One winter day in the ’70s, Floyd Kaiser and Willis Smith came over to cut
wood with Chub. We were eating lunch when I asked, “Has anybody seen Rosie?
She didn’t go to the woods with you men, did she?” No, they said. “She
barked at me when I drove in,” one man said. I left the table to call and
whistle for her, but she didn’t come running around the house as usual.
Later I called the neighbors, but no one had seen her. By late afternoon she
had not returned, and I drove the country roads looking for her. Near dark,
Chub and I drove over the snowy white pastures, near enough to see that Rosie,
a large black dog, wasn’t in one of them.
We asked Denny to trap here because coyotes become a threat to livestock
during the coldest part of the winter when their natural food is scarce. Denny
is our close friend, a responsible trapper. After dark I remembered that he
had placed an additional trap, a few days before. I called him and said, “Old
Rosie has been missing since midmorning, and we’ve checked your other traps,
but where is the new one set?” He said, “Over in the northeast corner of the
farm.” We hadn’t been near that.
I opened the gate while Chub brought the truck, and away we went. When we got
to the top of the hill behind the pond we saw two eyes reflecting and bounding
up and down. Old Rosie was alive, and she knew we had found her. Why could she
jump around like that and still be that held in that heavy coyote trap?
I grabbed the big dog and held tight. “Hold still, Rosie, we’re going to get
you out,” I said, but she kept jumping. Chub was trying to get the heavy
steel trap in position to step on it and release the dog. Misty wasn’t about
to calm down. The trap flopped around as she licked me and kept jumping. Chub
kept turning and twisting to get the trap in position to release her and
suddenly he said, “Oh! I’ve got a leg cramp!” I couldn’t have sprung the
trap even with no dog in it. By the time Rosie calmed down a bit, Chub had a
cramp in both legs!
I don’t know how we got out of that mess, but we did. Coyotes, small prairie
wolves, are wild members of the dog family. Rosie had smelled the strong scent
on the flat round pan that triggers the trap when touched. She must have pawed
at the bait because the trap caught just beyond her toes. She limped a little
for the next two or three days.
Denny always ran his traps about daybreak. He stopped one morning when there
was new snow on the ground and said, “You just must drive down to that bottom
land and see where the coyotes have been playing ‘fox and geese.’*” Chub and
I drove down and, sure enough, they had tramped out a huge circle and crossed
it with several “spokes” like we do for the tag game we play in snow. The
fox tries to tag the geese and, if tagged, the goose becomes the fox.

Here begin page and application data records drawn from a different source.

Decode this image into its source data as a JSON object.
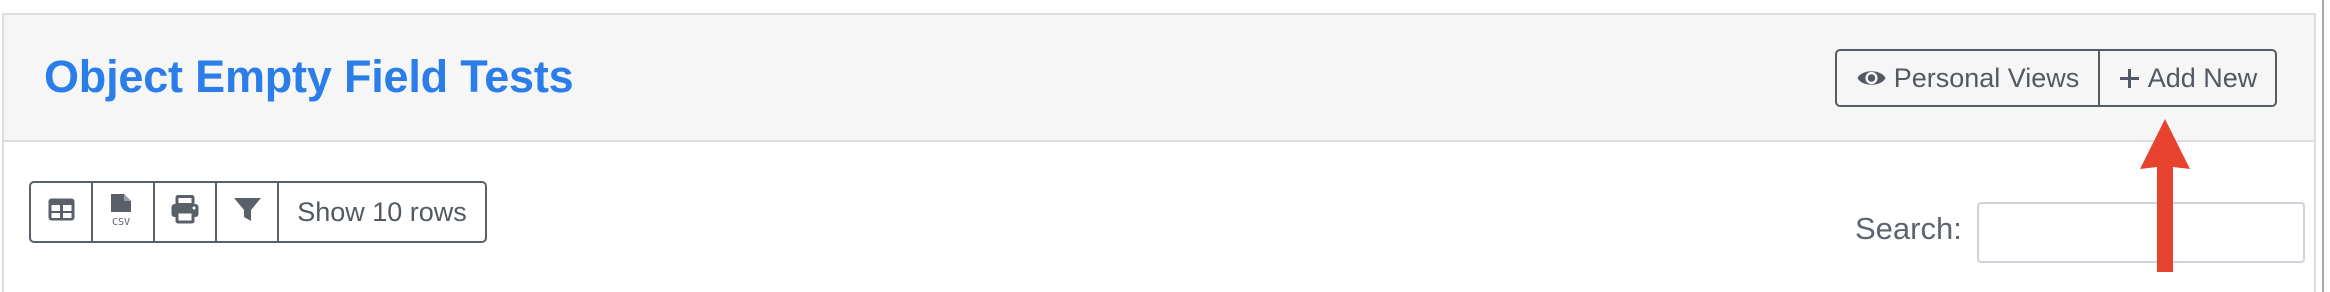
{
  "header": {
    "title": "Object Empty Field Tests",
    "personal_views_label": "Personal Views",
    "add_new_label": "Add New"
  },
  "toolbar": {
    "buttons": [
      {
        "name": "table-view",
        "icon": "table-icon"
      },
      {
        "name": "export-csv",
        "icon": "csv-file-icon"
      },
      {
        "name": "print",
        "icon": "printer-icon"
      },
      {
        "name": "filter",
        "icon": "filter-icon"
      }
    ],
    "show_rows_label": "Show 10 rows"
  },
  "search": {
    "label": "Search:",
    "value": "",
    "placeholder": ""
  },
  "annotation": {
    "type": "arrow",
    "color": "#e8432f",
    "points_to": "add-new-button"
  },
  "colors": {
    "title": "#2b7de9",
    "header_bg": "#f6f6f6",
    "button_text": "#525962"
  }
}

No one
can get off the wheel pattern, and the geese are safe when they’re in the
“nest” where spokes cross.
The coyotes had spokes crossing the circle, but there was no sign of a nest.
There were not many other tracks disturbing the white blanket of snow, except
where the coyotes had played the game. We learned this game from Indians.
Perhaps they learned it from coyotes playing in snow? In our very own pasture?
This thought gives me a new feeling about these prairie wolves!